Jenny came out of hospital on Thursday 14th April. She had originally been admitted by her doctor as an emergency admission into the Acute Medical Unit on 7th April. She has come out of hospital in an even worse condition than she went in. We hope the damage isn’t permanent.
Jenny was in a very vulnerable position as she was barely able to talk. The many doctors she saw were bullying and abusive and (even admitted) that they didn’t know anything about M.E. They told her to get up and exercise and that there was nothing wrong with her. However, there was 1 doctor on the Acute Medical Unit who was nice to Jenny (who saw Jenny’s body’s reaction when they made her sit up for the chest X-ray – Jenny blacked out and her body went into convulsions).
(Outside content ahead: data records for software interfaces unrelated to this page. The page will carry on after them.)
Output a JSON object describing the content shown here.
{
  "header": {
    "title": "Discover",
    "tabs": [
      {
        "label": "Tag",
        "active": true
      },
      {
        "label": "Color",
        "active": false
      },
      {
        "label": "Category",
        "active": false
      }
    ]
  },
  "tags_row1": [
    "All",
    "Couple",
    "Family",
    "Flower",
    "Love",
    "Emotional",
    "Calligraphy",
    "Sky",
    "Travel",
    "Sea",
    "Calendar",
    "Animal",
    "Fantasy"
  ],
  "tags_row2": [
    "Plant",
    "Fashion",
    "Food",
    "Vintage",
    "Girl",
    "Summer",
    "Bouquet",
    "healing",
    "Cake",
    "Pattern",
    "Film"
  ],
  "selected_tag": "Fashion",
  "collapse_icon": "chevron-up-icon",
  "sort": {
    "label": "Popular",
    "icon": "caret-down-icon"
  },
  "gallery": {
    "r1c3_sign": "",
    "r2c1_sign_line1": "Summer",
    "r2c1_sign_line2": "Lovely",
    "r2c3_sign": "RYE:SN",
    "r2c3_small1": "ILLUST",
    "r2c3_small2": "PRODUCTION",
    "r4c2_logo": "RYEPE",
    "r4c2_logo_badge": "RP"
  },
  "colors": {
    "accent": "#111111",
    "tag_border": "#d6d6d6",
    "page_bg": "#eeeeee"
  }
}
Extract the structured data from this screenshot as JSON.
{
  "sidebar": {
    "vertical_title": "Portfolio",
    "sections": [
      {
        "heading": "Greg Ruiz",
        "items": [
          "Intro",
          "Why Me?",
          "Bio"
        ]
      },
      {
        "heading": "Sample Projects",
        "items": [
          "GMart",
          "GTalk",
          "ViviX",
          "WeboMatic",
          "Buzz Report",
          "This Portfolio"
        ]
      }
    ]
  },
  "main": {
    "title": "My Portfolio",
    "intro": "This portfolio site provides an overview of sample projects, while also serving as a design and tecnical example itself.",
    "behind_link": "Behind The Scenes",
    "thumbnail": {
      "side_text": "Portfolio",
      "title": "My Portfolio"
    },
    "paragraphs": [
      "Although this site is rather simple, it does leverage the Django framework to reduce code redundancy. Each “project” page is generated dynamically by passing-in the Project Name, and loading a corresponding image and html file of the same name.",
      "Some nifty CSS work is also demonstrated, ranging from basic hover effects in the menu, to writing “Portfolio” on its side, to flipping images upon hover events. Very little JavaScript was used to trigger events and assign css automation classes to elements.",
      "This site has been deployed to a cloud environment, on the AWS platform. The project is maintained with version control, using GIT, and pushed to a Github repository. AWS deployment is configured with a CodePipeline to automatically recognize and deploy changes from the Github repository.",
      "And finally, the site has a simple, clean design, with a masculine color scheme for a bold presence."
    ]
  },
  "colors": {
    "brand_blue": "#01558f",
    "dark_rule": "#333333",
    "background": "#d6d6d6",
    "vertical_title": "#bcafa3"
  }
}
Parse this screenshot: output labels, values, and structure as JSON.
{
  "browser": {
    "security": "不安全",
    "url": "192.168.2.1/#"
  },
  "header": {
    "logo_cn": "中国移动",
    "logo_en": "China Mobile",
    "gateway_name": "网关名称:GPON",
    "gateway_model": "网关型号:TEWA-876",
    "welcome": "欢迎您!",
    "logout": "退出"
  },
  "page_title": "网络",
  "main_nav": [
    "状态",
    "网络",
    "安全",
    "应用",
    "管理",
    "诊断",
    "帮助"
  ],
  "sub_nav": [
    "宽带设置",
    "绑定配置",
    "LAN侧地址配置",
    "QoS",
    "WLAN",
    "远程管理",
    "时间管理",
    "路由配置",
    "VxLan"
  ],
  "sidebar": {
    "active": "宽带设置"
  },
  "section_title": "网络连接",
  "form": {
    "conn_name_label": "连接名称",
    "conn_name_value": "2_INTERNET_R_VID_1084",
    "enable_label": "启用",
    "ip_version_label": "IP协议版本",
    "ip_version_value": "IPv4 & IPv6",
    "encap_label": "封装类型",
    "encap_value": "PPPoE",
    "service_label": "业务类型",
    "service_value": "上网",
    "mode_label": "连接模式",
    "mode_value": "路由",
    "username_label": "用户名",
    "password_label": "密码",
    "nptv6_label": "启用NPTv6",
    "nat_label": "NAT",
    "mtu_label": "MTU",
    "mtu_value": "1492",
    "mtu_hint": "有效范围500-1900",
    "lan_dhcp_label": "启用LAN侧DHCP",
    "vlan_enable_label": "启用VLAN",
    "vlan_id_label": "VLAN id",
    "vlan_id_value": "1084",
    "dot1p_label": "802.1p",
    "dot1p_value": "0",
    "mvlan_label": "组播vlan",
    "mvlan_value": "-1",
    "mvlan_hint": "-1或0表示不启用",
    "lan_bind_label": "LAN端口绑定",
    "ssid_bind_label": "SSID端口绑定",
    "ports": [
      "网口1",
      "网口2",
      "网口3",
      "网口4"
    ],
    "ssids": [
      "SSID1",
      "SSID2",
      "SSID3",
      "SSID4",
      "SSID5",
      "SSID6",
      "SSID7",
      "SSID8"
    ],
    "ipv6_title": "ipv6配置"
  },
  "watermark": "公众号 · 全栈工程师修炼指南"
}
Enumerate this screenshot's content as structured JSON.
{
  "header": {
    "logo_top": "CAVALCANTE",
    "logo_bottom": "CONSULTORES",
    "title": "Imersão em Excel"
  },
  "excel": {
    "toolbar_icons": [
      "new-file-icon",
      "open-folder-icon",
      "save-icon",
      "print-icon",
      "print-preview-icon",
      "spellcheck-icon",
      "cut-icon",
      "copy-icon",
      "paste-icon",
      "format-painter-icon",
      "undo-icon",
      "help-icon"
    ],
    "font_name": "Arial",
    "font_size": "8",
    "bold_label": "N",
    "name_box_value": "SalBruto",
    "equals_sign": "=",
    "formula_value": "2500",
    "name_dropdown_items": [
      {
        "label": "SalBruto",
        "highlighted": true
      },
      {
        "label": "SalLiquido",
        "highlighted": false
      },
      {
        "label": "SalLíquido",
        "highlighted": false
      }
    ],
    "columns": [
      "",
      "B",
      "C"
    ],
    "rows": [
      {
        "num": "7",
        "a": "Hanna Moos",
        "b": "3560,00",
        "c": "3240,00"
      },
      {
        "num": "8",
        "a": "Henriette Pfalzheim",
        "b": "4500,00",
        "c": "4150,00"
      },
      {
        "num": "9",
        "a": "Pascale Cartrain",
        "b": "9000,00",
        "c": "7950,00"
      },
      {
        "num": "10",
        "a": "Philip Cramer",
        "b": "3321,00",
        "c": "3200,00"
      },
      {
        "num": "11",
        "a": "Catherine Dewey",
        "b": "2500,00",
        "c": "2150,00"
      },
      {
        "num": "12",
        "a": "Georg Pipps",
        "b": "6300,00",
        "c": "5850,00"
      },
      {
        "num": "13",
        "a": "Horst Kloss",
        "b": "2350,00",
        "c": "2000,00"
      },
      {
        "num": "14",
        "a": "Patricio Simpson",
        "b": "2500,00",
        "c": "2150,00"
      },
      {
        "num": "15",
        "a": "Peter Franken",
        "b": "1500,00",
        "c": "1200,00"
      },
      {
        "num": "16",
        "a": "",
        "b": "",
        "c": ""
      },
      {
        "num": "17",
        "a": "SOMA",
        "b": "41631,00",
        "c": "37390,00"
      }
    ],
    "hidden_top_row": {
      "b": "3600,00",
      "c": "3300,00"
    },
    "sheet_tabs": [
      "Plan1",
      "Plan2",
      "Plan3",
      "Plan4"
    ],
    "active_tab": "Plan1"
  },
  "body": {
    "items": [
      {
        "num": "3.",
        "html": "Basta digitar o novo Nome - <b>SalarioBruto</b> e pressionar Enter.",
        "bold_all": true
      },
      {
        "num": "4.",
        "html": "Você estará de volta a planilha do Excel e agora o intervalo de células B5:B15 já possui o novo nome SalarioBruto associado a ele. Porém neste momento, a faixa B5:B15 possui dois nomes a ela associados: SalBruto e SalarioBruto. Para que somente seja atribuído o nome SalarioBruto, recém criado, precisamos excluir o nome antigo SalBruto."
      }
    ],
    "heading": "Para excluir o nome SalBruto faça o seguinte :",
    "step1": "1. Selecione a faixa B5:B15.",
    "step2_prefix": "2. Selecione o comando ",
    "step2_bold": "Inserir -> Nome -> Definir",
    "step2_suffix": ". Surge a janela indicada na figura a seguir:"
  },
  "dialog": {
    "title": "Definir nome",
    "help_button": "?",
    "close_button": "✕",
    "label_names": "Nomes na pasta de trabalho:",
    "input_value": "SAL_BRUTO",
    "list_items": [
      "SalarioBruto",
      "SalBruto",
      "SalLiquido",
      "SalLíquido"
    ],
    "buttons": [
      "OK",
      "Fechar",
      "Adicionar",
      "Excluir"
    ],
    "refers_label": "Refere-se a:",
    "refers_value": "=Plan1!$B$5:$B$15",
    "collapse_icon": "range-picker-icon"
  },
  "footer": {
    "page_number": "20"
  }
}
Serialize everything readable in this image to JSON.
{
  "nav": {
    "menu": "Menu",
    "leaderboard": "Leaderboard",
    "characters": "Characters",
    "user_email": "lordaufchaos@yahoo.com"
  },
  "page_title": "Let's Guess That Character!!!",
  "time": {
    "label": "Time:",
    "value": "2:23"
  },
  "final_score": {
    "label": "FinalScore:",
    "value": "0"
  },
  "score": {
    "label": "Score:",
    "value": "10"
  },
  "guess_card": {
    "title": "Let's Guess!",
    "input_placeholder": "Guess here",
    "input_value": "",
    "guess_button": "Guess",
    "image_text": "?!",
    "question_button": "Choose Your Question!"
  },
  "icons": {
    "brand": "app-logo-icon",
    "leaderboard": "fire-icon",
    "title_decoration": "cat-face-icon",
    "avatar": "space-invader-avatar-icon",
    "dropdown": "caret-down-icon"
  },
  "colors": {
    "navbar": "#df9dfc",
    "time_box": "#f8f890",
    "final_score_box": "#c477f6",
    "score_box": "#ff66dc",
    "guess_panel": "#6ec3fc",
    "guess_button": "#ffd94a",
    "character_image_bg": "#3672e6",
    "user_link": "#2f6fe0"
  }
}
She was then moved to Guist Ward for the weekend, where they were measuring her fluid input and output, taking blood tests etc. None of the nurses or doctors really understood M.E. and she had to try to educate them. The noise and constant activity of people coming into the room and making Jenny do things has completely physically decimated her body. There were one or two kind nurses and doctors, but they were few and far between. It was not nice for Jenny to hear doctors and nurses whispering things about her outside her door.
She was then moved to Dunston Ward on 11th April, where they would be able to perform the gruelling test for diabetes insipidus (nothing to do with normal diabetes or blood sugar). 1 (newly qualified) doctor on the ward apologised to Jenny for the way another doctor had spoken to her who had told Jenny to get out of bed and exercise. The nurse who supervised the test was kind and had to do the 12 hours all by herself as her normal co-worker couldn’t be present. 2 doctors took it in turns to stay with Jenny as suitable heart monitoring equipment was not available.
We so hoped that this would be a turning point for the better but the way the health system works is that you are referred by the GP for a particular test and when that test is completed in that hospital department, you are referred back to GP care, even if there are other outstanding or pressing health concerns still which would warrant investigation. So although diabetes insipidus has now been ruled out, we don’t know if the GP will pursue the Postural Orthostatic Tachycardia Syndrome (POTS) again or not.
Jenny had not slept at all since the 13th March and when she went into hospital they put her back onto Clonazepam, which gives her 2 broken hours a night. As you can imagine, the sleep deprivation is hell for her. Her heart symptoms continue to be unbearable. She is utterly wiped out. It is difficult now for her to even open her eyes.
Thank you again for thinking of Jenny.